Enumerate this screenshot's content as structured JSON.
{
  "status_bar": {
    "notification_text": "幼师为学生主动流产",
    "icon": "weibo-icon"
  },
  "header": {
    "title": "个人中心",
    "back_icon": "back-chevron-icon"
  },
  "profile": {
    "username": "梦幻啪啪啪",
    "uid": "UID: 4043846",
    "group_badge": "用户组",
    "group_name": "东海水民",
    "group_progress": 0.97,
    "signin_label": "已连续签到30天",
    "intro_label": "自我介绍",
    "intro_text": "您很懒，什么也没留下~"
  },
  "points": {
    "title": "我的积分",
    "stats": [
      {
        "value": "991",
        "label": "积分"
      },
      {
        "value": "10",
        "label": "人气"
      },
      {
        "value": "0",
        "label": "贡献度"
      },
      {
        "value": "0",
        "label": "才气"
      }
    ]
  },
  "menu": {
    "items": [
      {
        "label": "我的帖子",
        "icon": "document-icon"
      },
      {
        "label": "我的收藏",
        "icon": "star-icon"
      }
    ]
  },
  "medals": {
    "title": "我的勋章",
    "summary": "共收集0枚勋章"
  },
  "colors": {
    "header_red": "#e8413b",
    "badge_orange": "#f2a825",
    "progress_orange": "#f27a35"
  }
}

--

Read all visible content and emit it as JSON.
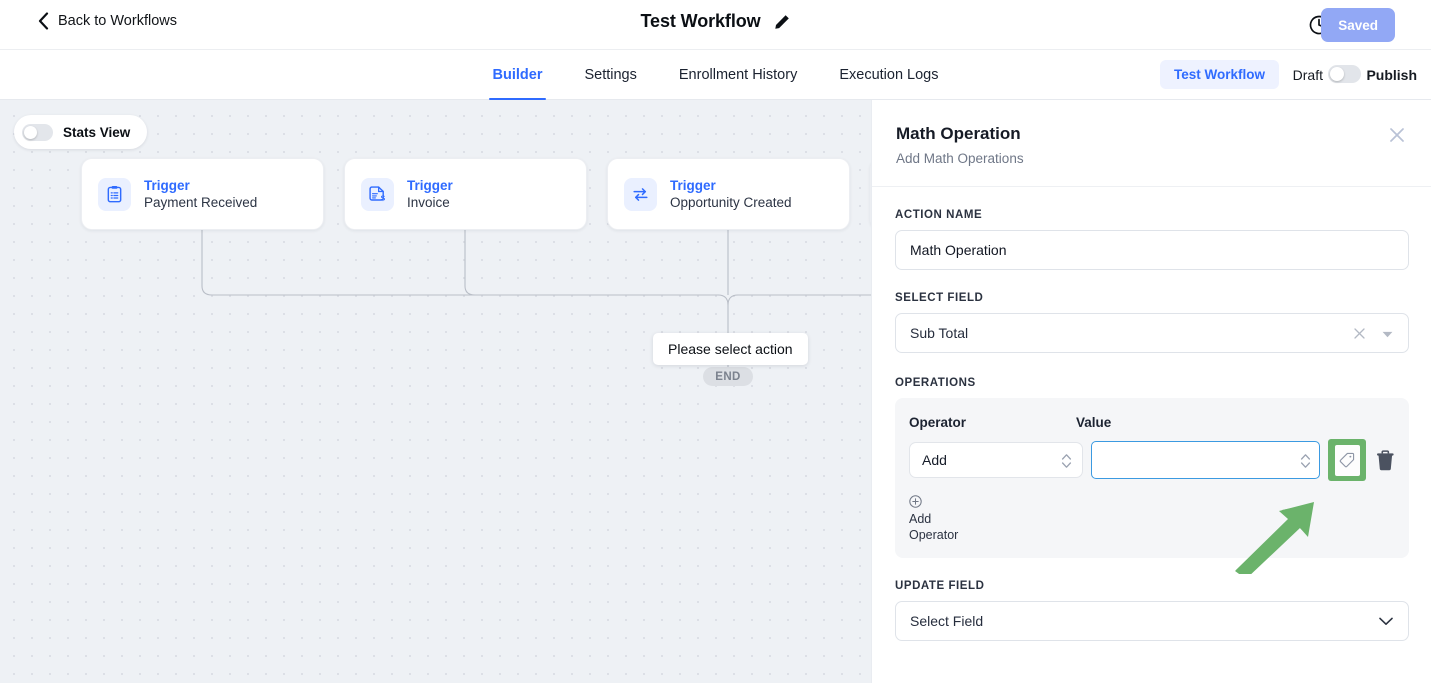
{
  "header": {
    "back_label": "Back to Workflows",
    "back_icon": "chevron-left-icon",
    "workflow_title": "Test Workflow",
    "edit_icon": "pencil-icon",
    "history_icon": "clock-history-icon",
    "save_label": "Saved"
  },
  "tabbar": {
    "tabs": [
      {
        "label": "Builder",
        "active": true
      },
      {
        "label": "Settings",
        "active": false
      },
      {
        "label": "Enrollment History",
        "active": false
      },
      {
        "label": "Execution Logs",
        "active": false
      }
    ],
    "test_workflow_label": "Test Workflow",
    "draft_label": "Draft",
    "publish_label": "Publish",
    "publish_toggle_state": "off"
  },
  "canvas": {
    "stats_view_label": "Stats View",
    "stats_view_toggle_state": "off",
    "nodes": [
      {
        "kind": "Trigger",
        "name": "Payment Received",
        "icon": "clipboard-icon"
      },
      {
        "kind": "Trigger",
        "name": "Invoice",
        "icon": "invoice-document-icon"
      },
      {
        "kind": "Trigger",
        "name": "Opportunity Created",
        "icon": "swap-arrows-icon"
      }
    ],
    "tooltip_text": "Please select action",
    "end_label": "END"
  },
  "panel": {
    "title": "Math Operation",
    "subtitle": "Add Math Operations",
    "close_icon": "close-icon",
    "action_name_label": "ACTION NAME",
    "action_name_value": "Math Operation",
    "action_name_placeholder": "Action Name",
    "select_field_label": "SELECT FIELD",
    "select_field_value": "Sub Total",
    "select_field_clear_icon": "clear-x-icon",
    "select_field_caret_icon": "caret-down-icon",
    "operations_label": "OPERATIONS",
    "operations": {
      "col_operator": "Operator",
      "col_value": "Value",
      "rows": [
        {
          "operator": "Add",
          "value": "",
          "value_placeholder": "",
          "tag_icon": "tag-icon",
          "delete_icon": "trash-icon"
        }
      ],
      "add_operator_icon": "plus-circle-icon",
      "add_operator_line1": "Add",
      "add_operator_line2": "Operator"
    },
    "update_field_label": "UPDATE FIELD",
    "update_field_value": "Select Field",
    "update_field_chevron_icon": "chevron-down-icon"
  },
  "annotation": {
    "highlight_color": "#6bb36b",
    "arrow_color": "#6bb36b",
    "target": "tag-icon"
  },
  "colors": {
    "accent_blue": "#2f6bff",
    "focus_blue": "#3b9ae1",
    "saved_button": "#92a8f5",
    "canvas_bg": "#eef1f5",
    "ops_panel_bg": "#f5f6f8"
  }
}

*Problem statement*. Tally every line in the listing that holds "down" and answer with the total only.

*Exercise response*. 2